Part 3. Database Administration
Edited by Paul S. Randal and Kimberly L. Tripp
A database administrator (DBA) has a tiresome and sometimes thankless job—until things go wrong. It’s then that a DBA’s skills are most apparent. But the less frequently anyone has to visit their DBA, the better that DBA is doing! So how does a good DBA do it?
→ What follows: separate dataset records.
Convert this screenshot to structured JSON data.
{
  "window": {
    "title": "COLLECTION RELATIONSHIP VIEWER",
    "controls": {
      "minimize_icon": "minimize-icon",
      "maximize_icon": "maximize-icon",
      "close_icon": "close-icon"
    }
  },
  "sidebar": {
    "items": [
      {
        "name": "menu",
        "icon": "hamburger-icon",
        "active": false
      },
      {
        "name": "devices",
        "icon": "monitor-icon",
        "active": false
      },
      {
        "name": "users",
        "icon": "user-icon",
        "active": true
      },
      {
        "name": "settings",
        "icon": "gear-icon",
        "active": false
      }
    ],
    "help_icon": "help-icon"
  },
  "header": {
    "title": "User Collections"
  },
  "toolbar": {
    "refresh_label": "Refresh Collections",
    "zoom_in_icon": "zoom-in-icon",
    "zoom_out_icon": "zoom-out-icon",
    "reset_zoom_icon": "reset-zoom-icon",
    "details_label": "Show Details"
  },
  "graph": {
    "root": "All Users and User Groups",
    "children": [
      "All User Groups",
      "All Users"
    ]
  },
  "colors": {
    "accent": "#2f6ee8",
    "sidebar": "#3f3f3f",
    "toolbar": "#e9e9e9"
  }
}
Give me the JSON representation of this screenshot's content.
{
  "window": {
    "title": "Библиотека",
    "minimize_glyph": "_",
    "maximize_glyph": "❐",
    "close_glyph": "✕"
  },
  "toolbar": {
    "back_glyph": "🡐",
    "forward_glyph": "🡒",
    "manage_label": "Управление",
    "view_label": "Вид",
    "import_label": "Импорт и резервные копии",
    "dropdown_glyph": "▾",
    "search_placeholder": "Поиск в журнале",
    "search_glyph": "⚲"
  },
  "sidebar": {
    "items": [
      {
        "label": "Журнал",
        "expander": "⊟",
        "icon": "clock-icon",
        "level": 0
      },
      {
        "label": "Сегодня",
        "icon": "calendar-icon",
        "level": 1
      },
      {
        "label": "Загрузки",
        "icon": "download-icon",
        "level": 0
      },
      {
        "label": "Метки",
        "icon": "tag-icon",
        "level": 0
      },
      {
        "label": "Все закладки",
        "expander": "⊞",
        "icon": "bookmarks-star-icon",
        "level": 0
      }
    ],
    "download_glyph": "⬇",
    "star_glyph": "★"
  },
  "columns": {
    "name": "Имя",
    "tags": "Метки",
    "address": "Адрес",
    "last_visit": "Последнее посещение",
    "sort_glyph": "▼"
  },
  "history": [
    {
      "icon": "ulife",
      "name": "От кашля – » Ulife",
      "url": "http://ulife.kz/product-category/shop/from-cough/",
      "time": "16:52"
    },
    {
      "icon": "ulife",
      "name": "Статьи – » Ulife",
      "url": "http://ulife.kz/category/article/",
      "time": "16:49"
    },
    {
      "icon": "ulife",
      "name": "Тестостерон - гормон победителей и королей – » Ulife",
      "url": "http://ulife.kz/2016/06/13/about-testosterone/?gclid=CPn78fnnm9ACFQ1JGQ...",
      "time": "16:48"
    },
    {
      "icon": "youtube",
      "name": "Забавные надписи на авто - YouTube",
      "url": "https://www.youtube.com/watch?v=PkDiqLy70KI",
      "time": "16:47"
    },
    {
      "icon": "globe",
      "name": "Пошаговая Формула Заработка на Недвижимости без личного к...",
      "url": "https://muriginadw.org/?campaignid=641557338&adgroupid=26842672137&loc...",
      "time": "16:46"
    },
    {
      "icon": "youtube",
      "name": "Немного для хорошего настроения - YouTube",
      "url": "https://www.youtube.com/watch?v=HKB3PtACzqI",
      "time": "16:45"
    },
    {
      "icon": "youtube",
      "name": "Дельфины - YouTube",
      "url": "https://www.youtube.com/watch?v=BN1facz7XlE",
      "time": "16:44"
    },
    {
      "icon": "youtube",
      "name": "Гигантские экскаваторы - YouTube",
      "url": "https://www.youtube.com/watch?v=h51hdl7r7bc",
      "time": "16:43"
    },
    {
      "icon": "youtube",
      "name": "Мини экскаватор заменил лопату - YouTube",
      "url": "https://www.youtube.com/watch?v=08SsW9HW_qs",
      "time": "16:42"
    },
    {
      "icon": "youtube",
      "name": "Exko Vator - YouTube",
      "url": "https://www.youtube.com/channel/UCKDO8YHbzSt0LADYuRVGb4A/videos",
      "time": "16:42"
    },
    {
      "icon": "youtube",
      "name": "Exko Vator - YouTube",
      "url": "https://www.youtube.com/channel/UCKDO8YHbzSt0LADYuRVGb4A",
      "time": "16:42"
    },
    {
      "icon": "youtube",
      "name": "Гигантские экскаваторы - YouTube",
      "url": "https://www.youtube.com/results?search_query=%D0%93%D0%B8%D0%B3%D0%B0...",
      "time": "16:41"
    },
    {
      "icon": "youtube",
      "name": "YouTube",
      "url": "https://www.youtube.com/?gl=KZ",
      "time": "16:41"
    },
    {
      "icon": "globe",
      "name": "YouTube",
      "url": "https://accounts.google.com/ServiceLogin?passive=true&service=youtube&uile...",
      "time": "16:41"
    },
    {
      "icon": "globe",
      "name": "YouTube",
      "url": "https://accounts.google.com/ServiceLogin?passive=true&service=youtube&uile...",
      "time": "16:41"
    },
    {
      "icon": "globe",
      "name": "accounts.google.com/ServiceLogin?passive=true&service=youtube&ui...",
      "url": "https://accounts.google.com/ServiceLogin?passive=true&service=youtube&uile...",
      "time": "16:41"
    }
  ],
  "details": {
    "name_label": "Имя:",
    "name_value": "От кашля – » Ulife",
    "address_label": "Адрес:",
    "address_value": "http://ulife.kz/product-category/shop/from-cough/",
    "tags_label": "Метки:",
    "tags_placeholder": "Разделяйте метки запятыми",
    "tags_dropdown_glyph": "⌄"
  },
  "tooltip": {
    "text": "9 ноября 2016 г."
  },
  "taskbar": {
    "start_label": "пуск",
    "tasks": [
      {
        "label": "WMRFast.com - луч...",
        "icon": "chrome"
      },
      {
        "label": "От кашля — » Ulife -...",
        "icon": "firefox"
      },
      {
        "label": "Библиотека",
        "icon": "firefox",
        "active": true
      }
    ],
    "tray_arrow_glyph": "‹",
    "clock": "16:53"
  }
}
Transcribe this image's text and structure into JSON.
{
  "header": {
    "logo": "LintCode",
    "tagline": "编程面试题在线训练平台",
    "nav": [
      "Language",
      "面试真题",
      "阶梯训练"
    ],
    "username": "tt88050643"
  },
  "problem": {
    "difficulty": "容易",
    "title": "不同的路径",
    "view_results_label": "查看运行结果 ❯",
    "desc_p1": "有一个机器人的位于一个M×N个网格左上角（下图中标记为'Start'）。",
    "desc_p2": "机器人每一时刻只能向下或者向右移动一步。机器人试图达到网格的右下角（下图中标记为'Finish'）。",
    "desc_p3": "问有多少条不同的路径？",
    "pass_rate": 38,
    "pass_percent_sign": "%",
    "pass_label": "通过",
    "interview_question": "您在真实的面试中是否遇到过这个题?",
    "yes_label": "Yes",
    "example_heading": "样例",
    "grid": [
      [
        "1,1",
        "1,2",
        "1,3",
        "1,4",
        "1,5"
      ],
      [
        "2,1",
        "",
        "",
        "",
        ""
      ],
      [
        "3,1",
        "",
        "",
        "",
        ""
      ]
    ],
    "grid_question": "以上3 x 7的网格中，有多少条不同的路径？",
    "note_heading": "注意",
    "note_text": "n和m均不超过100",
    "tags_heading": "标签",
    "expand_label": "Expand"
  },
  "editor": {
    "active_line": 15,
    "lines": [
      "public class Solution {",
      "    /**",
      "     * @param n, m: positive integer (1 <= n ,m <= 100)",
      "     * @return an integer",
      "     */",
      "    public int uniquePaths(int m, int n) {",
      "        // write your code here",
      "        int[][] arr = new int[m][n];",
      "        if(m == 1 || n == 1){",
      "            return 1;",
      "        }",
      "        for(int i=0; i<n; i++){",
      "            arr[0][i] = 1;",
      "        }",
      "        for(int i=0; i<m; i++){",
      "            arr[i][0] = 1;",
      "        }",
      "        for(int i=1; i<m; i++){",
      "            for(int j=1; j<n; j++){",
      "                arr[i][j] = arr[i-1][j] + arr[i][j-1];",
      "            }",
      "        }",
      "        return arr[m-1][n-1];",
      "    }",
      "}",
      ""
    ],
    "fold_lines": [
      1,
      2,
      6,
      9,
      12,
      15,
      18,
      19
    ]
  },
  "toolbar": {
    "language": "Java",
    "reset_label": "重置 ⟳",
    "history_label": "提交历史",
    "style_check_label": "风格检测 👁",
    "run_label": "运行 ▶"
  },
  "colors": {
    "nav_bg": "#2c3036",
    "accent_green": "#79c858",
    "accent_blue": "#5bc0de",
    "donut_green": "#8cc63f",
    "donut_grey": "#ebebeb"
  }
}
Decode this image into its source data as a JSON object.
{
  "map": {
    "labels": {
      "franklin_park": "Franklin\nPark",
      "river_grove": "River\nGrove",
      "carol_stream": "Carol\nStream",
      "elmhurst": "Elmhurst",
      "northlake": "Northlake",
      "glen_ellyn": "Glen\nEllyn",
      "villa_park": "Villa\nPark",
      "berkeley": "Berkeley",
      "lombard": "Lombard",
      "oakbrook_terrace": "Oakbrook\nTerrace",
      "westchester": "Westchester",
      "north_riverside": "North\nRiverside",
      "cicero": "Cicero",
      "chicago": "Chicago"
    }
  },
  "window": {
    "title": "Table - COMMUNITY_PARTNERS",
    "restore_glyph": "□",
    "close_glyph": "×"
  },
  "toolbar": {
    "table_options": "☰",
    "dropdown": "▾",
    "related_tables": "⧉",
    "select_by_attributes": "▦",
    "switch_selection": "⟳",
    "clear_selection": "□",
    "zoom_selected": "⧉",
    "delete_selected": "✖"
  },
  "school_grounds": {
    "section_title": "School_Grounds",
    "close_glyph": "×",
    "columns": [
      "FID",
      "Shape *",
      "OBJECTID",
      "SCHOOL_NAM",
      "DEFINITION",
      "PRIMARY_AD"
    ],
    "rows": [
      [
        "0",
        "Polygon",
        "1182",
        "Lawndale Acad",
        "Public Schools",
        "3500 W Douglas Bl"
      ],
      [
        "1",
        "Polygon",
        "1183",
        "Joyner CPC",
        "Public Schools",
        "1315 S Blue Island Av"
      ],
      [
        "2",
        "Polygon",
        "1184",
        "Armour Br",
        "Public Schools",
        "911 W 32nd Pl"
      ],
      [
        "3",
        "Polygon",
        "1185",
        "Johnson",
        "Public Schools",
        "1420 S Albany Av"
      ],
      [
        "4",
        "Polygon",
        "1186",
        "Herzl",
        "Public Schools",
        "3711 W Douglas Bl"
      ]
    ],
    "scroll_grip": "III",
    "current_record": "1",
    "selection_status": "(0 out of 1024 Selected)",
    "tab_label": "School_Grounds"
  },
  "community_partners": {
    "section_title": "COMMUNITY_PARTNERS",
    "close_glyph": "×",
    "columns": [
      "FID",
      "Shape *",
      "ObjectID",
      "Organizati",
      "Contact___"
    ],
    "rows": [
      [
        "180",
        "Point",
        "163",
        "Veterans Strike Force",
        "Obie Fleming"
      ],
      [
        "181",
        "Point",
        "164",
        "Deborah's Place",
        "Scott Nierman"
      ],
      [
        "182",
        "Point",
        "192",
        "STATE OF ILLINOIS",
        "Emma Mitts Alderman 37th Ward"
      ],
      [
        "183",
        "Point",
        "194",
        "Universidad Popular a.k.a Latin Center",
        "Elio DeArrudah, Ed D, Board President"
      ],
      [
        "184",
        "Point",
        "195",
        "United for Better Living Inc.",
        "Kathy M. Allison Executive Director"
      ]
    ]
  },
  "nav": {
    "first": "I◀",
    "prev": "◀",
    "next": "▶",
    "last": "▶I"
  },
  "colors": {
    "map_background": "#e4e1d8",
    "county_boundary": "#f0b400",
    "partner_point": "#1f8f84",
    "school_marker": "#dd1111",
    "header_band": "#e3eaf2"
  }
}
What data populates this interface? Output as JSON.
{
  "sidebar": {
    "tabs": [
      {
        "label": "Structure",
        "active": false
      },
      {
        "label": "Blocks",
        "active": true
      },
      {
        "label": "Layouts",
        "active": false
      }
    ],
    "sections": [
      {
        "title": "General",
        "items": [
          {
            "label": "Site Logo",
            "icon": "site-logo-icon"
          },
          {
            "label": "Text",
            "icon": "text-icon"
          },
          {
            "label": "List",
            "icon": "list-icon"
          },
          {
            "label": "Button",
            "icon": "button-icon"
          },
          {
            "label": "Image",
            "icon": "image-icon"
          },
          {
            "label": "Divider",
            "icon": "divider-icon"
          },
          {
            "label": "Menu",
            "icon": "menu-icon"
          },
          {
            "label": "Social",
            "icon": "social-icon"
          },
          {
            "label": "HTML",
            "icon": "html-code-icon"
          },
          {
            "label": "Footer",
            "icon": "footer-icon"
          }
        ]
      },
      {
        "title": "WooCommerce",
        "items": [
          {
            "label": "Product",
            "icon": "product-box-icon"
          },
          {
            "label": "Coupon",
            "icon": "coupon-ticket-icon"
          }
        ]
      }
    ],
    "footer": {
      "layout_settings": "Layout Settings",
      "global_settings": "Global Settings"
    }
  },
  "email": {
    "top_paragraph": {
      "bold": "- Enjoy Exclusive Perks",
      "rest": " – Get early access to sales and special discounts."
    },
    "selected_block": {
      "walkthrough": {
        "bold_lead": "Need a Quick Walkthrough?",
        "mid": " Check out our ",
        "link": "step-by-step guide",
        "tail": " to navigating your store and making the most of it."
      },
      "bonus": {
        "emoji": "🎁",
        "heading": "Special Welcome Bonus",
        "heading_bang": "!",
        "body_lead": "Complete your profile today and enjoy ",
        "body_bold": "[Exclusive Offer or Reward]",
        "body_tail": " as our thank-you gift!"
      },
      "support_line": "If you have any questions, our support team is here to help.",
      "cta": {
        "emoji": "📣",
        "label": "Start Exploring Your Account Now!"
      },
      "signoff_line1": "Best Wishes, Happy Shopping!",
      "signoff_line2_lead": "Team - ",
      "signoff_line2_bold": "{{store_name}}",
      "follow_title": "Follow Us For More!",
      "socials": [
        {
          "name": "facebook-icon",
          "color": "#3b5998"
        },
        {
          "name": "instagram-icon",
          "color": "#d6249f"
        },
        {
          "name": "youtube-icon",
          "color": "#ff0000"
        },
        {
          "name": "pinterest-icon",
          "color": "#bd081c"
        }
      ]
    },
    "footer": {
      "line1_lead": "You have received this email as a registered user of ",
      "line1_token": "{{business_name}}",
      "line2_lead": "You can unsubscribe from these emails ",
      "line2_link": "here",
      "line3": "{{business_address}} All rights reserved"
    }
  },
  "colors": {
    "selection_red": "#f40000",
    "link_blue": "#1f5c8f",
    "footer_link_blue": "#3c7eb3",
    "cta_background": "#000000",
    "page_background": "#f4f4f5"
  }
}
A good DBA works with actions rather than words: automating, monitoring, tuning, but above all learning and constantly realizing what they don’t know. No one can know everything, and a good DBA recognizes that—even embraces it. A good DBA is always looking to improve their systems, learn tips and tricks, and prototype new configurations. A good DBA sets up alerts to be notified of errors and problems as soon as they begin to happen, possibly solving them before they turn into disasters. Just as in life, the sooner you know there’s a problem, the easier it may be to fix! (Did you know that you can set up SQL Server Alerts based on error severity levels—not just specific error numbers? For severity levels 19 and higher, a generic alert should notify you that an error has occurred.)